*** Opening of Records for the exercise ***

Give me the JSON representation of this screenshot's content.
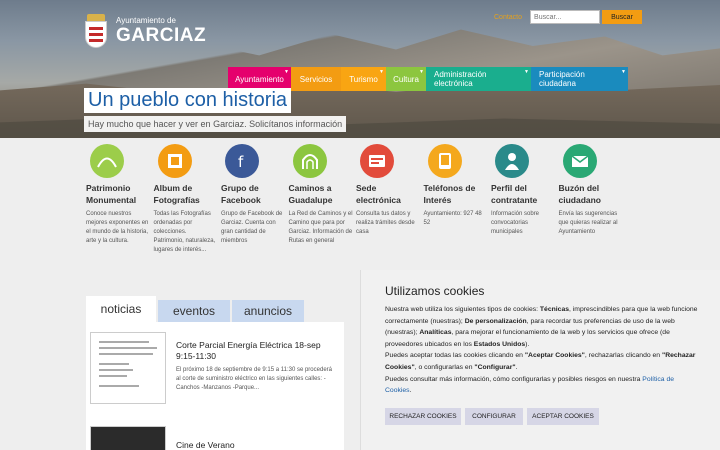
{
  "header": {
    "logo_small": "Ayuntamiento de",
    "logo_big": "GARCIAZ",
    "contact": "Contacto",
    "search_placeholder": "Buscar...",
    "search_button": "Buscar"
  },
  "nav": [
    {
      "label": "Ayuntamiento",
      "color": "#e5006d",
      "dropdown": true
    },
    {
      "label": "Servicios",
      "color": "#f39c12",
      "dropdown": false
    },
    {
      "label": "Turismo",
      "color": "#f9a512",
      "dropdown": true
    },
    {
      "label": "Cultura",
      "color": "#8cc63f",
      "dropdown": true
    },
    {
      "label": "Administración electrónica",
      "color": "#1aae8e",
      "dropdown": true
    },
    {
      "label": "Participación ciudadana",
      "color": "#1a8bbe",
      "dropdown": true
    }
  ],
  "hero": {
    "slogan": "Un pueblo con historia",
    "sub": "Hay mucho que hacer y ver en Garciaz. Solicítanos información"
  },
  "features": [
    {
      "title": "Patrimonio Monumental",
      "desc": "Conoce nuestros mejores exponentes en el mundo de la historia, arte y la cultura.",
      "color": "#9ccd4a",
      "icon": "monument-icon"
    },
    {
      "title": "Album de Fotografías",
      "desc": "Todas las Fotografías ordenadas por colecciones. Patrimonio, naturaleza, lugares de interés...",
      "color": "#f39c12",
      "icon": "photo-album-icon"
    },
    {
      "title": "Grupo de Facebook",
      "desc": "Grupo de Facebook de Garciaz. Cuenta con gran cantidad de miembros",
      "color": "#3b5998",
      "icon": "facebook-group-icon"
    },
    {
      "title": "Caminos a Guadalupe",
      "desc": "La Red de Caminos y el Camino que para por Garciaz. Información de Rutas en general",
      "color": "#8cc63f",
      "icon": "arch-icon"
    },
    {
      "title": "Sede electrónica",
      "desc": "Consulta tus datos y realiza trámites desde casa",
      "color": "#e24b3b",
      "icon": "e-office-icon"
    },
    {
      "title": "Teléfonos de Interés",
      "desc": "Ayuntamiento: 927 48 52",
      "color": "#f4a81d",
      "icon": "phone-icon"
    },
    {
      "title": "Perfil del contratante",
      "desc": "Información sobre convocatorias municipales",
      "color": "#2a8a8a",
      "icon": "profile-icon"
    },
    {
      "title": "Buzón del ciudadano",
      "desc": "Envía las sugerencias que quieras realizar al Ayuntamiento",
      "color": "#2aa874",
      "icon": "mailbox-icon"
    }
  ],
  "tabs": [
    "noticias",
    "eventos",
    "anuncios"
  ],
  "news": [
    {
      "title": "Corte Parcial Energía Eléctrica 18-sep 9:15-11:30",
      "text": "El próximo 18 de septiembre de 9:15 a 11:30 se procederá al corte de suministro eléctrico en las siguientes calles: -Canchos -Manzanos -Parque..."
    },
    {
      "title": "Cine de Verano",
      "text": ""
    }
  ],
  "cookie": {
    "title": "Utilizamos cookies",
    "text_html": "Nuestra web utiliza los siguientes tipos de cookies: <b>Técnicas</b>, imprescindibles para que la web funcione correctamente (nuestras); <b>De personalización</b>, para recordar tus preferencias de uso de la web (nuestras); <b>Analíticas</b>, para mejorar el funcionamiento de la web y los servicios que ofrece (de proveedores ubicados en los <b>Estados Unidos</b>).<br>Puedes aceptar todas las cookies clicando en <b>\"Aceptar Cookies\"</b>, rechazarlas clicando en <b>\"Rechazar Cookies\"</b>, o configurarlas en <b>\"Configurar\"</b>.<br>Puedes consultar más información, cómo configurarlas y posibles riesgos en nuestra",
    "policy_link": "Política de Cookies",
    "btn_reject": "RECHAZAR COOKIES",
    "btn_config": "CONFIGURAR",
    "btn_accept": "ACEPTAR COOKIES"
  }
}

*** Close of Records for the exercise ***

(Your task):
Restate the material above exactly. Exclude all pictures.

(Answer for the task):
Give me the JSON representation of this screenshot's content.
{
  "header": {
    "logo_small": "Ayuntamiento de",
    "logo_big": "GARCIAZ",
    "contact": "Contacto",
    "search_placeholder": "Buscar...",
    "search_button": "Buscar"
  },
  "nav": [
    {
      "label": "Ayuntamiento",
      "color": "#e5006d",
      "dropdown": true
    },
    {
      "label": "Servicios",
      "color": "#f39c12",
      "dropdown": false
    },
    {
      "label": "Turismo",
      "color": "#f9a512",
      "dropdown": true
    },
    {
      "label": "Cultura",
      "color": "#8cc63f",
      "dropdown": true
    },
    {
      "label": "Administración electrónica",
      "color": "#1aae8e",
      "dropdown": true
    },
    {
      "label": "Participación ciudadana",
      "color": "#1a8bbe",
      "dropdown": true
    }
  ],
  "hero": {
    "slogan": "Un pueblo con historia",
    "sub": "Hay mucho que hacer y ver en Garciaz. Solicítanos información"
  },
  "features": [
    {
      "title": "Patrimonio Monumental",
      "desc": "Conoce nuestros mejores exponentes en el mundo de la historia, arte y la cultura.",
      "color": "#9ccd4a",
      "icon": "monument-icon"
    },
    {
      "title": "Album de Fotografías",
      "desc": "Todas las Fotografías ordenadas por colecciones. Patrimonio, naturaleza, lugares de interés...",
      "color": "#f39c12",
      "icon": "photo-album-icon"
    },
    {
      "title": "Grupo de Facebook",
      "desc": "Grupo de Facebook de Garciaz. Cuenta con gran cantidad de miembros",
      "color": "#3b5998",
      "icon": "facebook-group-icon"
    },
    {
      "title": "Caminos a Guadalupe",
      "desc": "La Red de Caminos y el Camino que para por Garciaz. Información de Rutas en general",
      "color": "#8cc63f",
      "icon": "arch-icon"
    },
    {
      "title": "Sede electrónica",
      "desc": "Consulta tus datos y realiza trámites desde casa",
      "color": "#e24b3b",
      "icon": "e-office-icon"
    },
    {
      "title": "Teléfonos de Interés",
      "desc": "Ayuntamiento: 927 48 52",
      "color": "#f4a81d",
      "icon": "phone-icon"
    },
    {
      "title": "Perfil del contratante",
      "desc": "Información sobre convocatorias municipales",
      "color": "#2a8a8a",
      "icon": "profile-icon"
    },
    {
      "title": "Buzón del ciudadano",
      "desc": "Envía las sugerencias que quieras realizar al Ayuntamiento",
      "color": "#2aa874",
      "icon": "mailbox-icon"
    }
  ],
  "tabs": [
    "noticias",
    "eventos",
    "anuncios"
  ],
  "news": [
    {
      "title": "Corte Parcial Energía Eléctrica 18-sep 9:15-11:30",
      "text": "El próximo 18 de septiembre de 9:15 a 11:30 se procederá al corte de suministro eléctrico en las siguientes calles: -Canchos -Manzanos -Parque..."
    },
    {
      "title": "Cine de Verano",
      "text": ""
    }
  ],
  "cookie": {
    "title": "Utilizamos cookies",
    "text_html": "Nuestra web utiliza los siguientes tipos de cookies: <b>Técnicas</b>, imprescindibles para que la web funcione correctamente (nuestras); <b>De personalización</b>, para recordar tus preferencias de uso de la web (nuestras); <b>Analíticas</b>, para mejorar el funcionamiento de la web y los servicios que ofrece (de proveedores ubicados en los <b>Estados Unidos</b>).<br>Puedes aceptar todas las cookies clicando en <b>\"Aceptar Cookies\"</b>, rechazarlas clicando en <b>\"Rechazar Cookies\"</b>, o configurarlas en <b>\"Configurar\"</b>.<br>Puedes consultar más información, cómo configurarlas y posibles riesgos en nuestra",
    "policy_link": "Política de Cookies",
    "btn_reject": "RECHAZAR COOKIES",
    "btn_config": "CONFIGURAR",
    "btn_accept": "ACEPTAR COOKIES"
  }
}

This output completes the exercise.